When people use CPR on a stranger, for example, and cause an injury to that person by doing so, they may or may not be protected under Illinois’ good samaritan laws. There are a lot of ins and outs to these laws that make them complex to try and understand. Understanding good samaritan laws in Chicago can become even more trying, so having a lawyer who can help you through any situation where you’re being put into legal jeopardy simply for trying to help your fellow man is completely necessary. The more you protect yourself ahead of a trial or potential charge, the easier it will be for your good samaritan lawyer to help you through the potential legal troubles ahead of you, after all. 

Can Good Samaritan Laws Protect Someone from Negligence Accusations?

Many people who are being accused of criminal negligence, especially those in the medical field or those that are performing CPR on someone in a public space, use good samaritan laws as a defense. To do so successfully, there are four qualities you must prove surrounding your actions:

  1. You assisted as a result of a serious, immediate emergency.
  2. You were not involved in causing the emergency situation. 
  3. You did not commit gross negligence when providing emergency care.
  4. You gained permission before administering care (if the person was conscious and/or coherent. 
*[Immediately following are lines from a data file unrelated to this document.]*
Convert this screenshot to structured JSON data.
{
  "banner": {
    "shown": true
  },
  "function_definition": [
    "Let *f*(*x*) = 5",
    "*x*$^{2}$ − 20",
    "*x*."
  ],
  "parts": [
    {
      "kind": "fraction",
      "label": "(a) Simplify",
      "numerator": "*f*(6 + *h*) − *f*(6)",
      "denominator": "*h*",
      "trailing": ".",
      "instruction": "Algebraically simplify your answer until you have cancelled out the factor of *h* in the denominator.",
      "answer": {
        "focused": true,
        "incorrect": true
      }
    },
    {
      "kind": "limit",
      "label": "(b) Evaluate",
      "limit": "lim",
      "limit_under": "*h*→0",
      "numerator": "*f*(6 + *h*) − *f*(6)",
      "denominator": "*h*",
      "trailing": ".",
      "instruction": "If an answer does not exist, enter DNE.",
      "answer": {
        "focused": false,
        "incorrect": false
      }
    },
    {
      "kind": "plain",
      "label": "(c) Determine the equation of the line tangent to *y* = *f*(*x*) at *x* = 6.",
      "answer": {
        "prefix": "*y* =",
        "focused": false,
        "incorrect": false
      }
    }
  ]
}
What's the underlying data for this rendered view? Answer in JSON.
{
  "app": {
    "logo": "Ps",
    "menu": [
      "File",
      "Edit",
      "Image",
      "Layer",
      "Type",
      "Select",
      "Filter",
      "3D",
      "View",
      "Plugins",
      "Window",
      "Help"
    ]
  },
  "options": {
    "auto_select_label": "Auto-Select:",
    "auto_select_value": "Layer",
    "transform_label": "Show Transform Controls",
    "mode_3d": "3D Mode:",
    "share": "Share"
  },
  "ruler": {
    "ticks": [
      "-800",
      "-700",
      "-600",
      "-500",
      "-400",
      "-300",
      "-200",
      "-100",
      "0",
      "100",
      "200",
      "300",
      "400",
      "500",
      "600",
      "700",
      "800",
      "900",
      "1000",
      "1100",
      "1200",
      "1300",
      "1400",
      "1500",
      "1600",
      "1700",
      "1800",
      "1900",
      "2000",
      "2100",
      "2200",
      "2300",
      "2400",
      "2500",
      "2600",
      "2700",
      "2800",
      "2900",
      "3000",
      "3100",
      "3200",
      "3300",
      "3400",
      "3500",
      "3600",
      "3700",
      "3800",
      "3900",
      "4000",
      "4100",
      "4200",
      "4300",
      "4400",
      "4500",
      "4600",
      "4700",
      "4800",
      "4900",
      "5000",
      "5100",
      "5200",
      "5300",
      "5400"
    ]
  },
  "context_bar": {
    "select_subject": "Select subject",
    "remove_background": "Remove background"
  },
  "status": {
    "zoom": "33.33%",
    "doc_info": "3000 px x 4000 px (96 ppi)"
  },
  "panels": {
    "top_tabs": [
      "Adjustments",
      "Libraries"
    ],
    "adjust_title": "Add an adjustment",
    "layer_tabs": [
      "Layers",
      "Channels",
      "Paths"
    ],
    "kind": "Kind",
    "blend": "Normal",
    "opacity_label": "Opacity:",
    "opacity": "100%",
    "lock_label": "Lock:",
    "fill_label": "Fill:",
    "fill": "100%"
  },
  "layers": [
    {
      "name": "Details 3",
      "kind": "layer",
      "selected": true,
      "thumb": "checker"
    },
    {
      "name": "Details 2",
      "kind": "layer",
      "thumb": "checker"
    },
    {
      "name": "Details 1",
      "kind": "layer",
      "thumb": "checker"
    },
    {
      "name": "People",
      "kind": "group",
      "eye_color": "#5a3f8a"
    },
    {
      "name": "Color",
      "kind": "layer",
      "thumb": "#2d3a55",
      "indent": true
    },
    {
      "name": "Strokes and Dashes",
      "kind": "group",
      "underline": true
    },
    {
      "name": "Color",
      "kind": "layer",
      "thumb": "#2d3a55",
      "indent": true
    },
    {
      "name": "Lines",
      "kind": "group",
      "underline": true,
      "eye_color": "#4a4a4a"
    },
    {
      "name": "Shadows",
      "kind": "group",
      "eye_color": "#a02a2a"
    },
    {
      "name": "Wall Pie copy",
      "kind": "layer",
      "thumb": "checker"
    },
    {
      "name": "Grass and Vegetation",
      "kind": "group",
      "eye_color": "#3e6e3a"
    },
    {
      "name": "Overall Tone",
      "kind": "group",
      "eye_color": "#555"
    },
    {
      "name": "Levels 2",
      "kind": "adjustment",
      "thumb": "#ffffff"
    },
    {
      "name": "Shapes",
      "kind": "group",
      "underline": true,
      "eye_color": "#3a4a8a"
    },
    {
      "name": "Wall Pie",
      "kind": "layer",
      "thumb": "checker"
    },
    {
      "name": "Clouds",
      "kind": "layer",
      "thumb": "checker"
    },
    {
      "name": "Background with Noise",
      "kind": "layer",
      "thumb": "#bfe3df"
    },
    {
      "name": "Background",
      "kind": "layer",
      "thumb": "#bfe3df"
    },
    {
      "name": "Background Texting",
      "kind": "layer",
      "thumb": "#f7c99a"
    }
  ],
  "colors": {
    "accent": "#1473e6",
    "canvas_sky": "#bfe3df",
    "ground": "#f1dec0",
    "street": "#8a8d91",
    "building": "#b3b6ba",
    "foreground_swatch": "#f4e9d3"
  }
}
While these four qualities help to make the situation more cut and dry, actually arguing these points in court is a much more complex act. For this reason, a quality defense team is needed to prevent the person being charged from having criminal negligence characters successfully thrust against them. If at any time during your attempt to give life-saving care, you acted in a way that could be constituted as willful and wanton misconduct, you could find yourself in a tough spot when it comes to avoiding negligence accusations, however. 

Personal Injury Victims and the Impact of Good Samaritan Laws

Good Samaritan laws are meant to protect people who genuinely care about their fellow man, and who cannot simply watch someone suffer during an emergency. Despite this, you could be criminally charged in these situations, no matter how well-intentioned you were when responding to the emergency at hand. When a person is injured due to your actions during this tense period, for example, they could file a personal injury lawsuit against you. If they can prove that your intervention was what caused that injury, that is. Once again, the complexities (both on a legal and emotional level) make the nature of good samaritan laws legally gray territory in most cases. 

Good Samaritan Laws and Vehicle Accidents

Those who help out motorcycle or car accident victims at the scene of a crash are another category of people who could find themselves hit with a personal injury lawsuit if their treatment goes awry. If possible, you should always wait for professional medical assistance in these situations, especially if you’re nearby a busy highway where inserting yourself could put either you or others in danger. The more careful and caring you are, the more likely you are to avoid a legally dubious situation.